  author       = {Coucke, Delphine and Pringels, Eveline and Foreman, P and Adriaensens, P and Carleer, R and Remon, Jean Paul and Vervaet, Chris},
  issn         = {0378-5173},
  journal      = {INTERNATIONAL JOURNAL OF PHARMACEUTICS},
  keyword      = {Amioca (R)/Carbopol (R) 974P powder formulation,NMR spectroscopy,Heat treatment,ABSORPTION,INSULIN,MICROSPHERES,Insulin,Nasal delivery,SYSTEM},
  language     = {eng},
  number       = {1-2},
  pages        = {45--50},
  title        = {Influence of heat treatment on spray-dried mixtures of Amioca (R) starch and Carbopol (R) 974P used as carriers for nasal drug delivery},
  url          = {http://dx.doi.org/10.1016/j.ijpharm.2009.05.041},
  volume       = {378},
  year         = {2009},
}

Chicago
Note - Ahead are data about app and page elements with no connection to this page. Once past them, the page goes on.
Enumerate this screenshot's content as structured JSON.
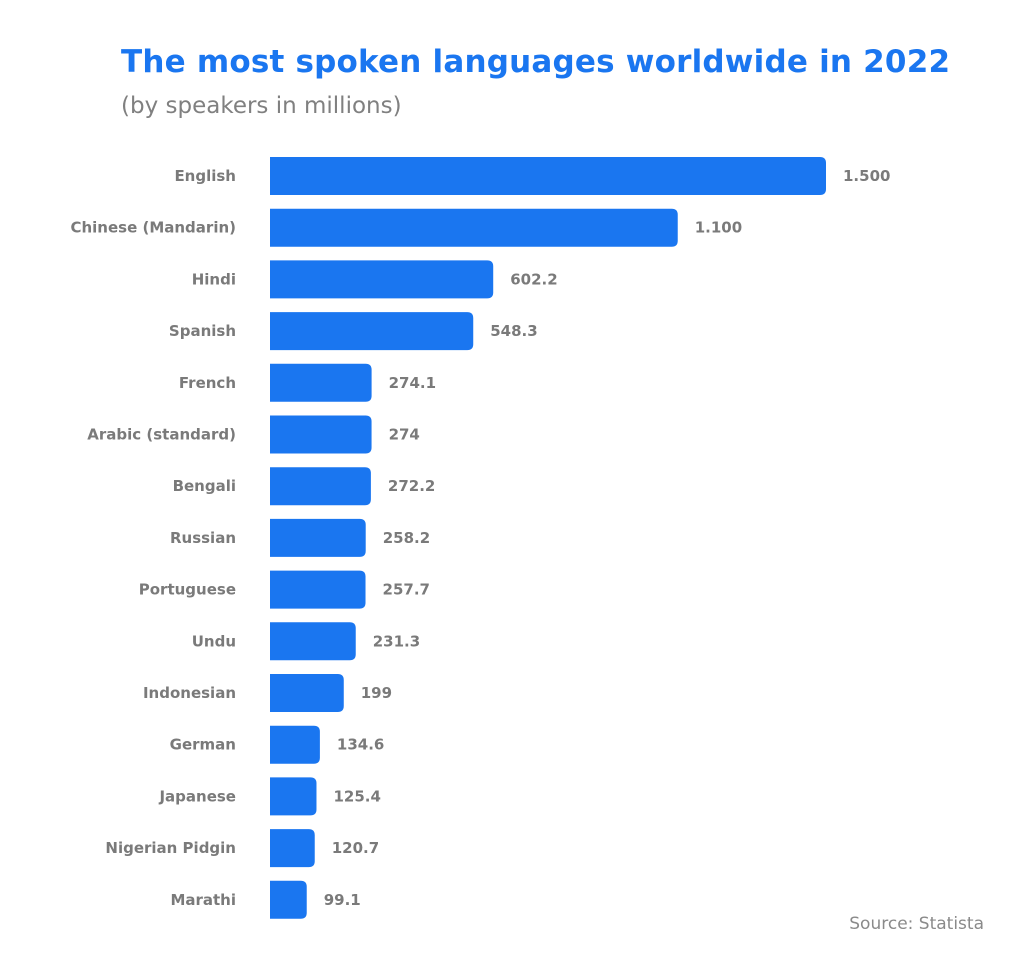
{
  "chart_data": {
    "type": "bar",
    "orientation": "horizontal",
    "title": "The most spoken languages worldwide in 2022",
    "subtitle": "(by speakers in millions)",
    "xlabel": "",
    "ylabel": "",
    "source": "Source: Statista",
    "color": "#1a76f0",
    "grid": false,
    "xlim": [
      0,
      1500
    ],
    "categories": [
      "English",
      "Chinese (Mandarin)",
      "Hindi",
      "Spanish",
      "French",
      "Arabic (standard)",
      "Bengali",
      "Russian",
      "Portuguese",
      "Undu",
      "Indonesian",
      "German",
      "Japanese",
      "Nigerian Pidgin",
      "Marathi"
    ],
    "values": [
      1500,
      1100,
      602.2,
      548.3,
      274.1,
      274,
      272.2,
      258.2,
      257.7,
      231.3,
      199,
      134.6,
      125.4,
      120.7,
      99.1
    ],
    "value_labels": [
      "1.500",
      "1.100",
      "602.2",
      "548.3",
      "274.1",
      "274",
      "272.2",
      "258.2",
      "257.7",
      "231.3",
      "199",
      "134.6",
      "125.4",
      "120.7",
      "99.1"
    ]
  }
}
Coucke, Delphine, Eveline Pringels, P Foreman, P Adriaensens, R Carleer, Jean Paul Remon, and Chris Vervaet. 2009. “Influence of Heat Treatment on Spray-dried Mixtures of Amioca (R) Starch and Carbopol (R) 974P Used as Carriers for Nasal Drug Delivery.” International Journal of Pharmaceutics 378 (1-2): 45–50.
APA
Coucke, D., Pringels, E., Foreman, P., Adriaensens, P., Carleer, R., Remon, J. P., & Vervaet, C. (2009). Influence of heat treatment on spray-dried mixtures of Amioca (R) starch and Carbopol (R) 974P used as carriers for nasal drug delivery. INTERNATIONAL JOURNAL OF PHARMACEUTICS, 378(1-2), 45–50.
Vancouver
1.
Coucke D, Pringels E, Foreman P, Adriaensens P, Carleer R, Remon JP, et al. Influence of heat treatment on spray-dried mixtures of Amioca (R) starch and Carbopol (R) 974P used as carriers for nasal drug delivery. INTERNATIONAL JOURNAL OF PHARMACEUTICS. 2009;378(1-2):45–50.
MLA
Coucke, Delphine, Eveline Pringels, P Foreman, et al. “Influence of Heat Treatment on Spray-dried Mixtures of Amioca (R) Starch and Carbopol (R) 974P Used as Carriers for Nasal Drug Delivery.” INTERNATIONAL JOURNAL OF PHARMACEUTICS 378.1-2 (2009): 45–50. Print.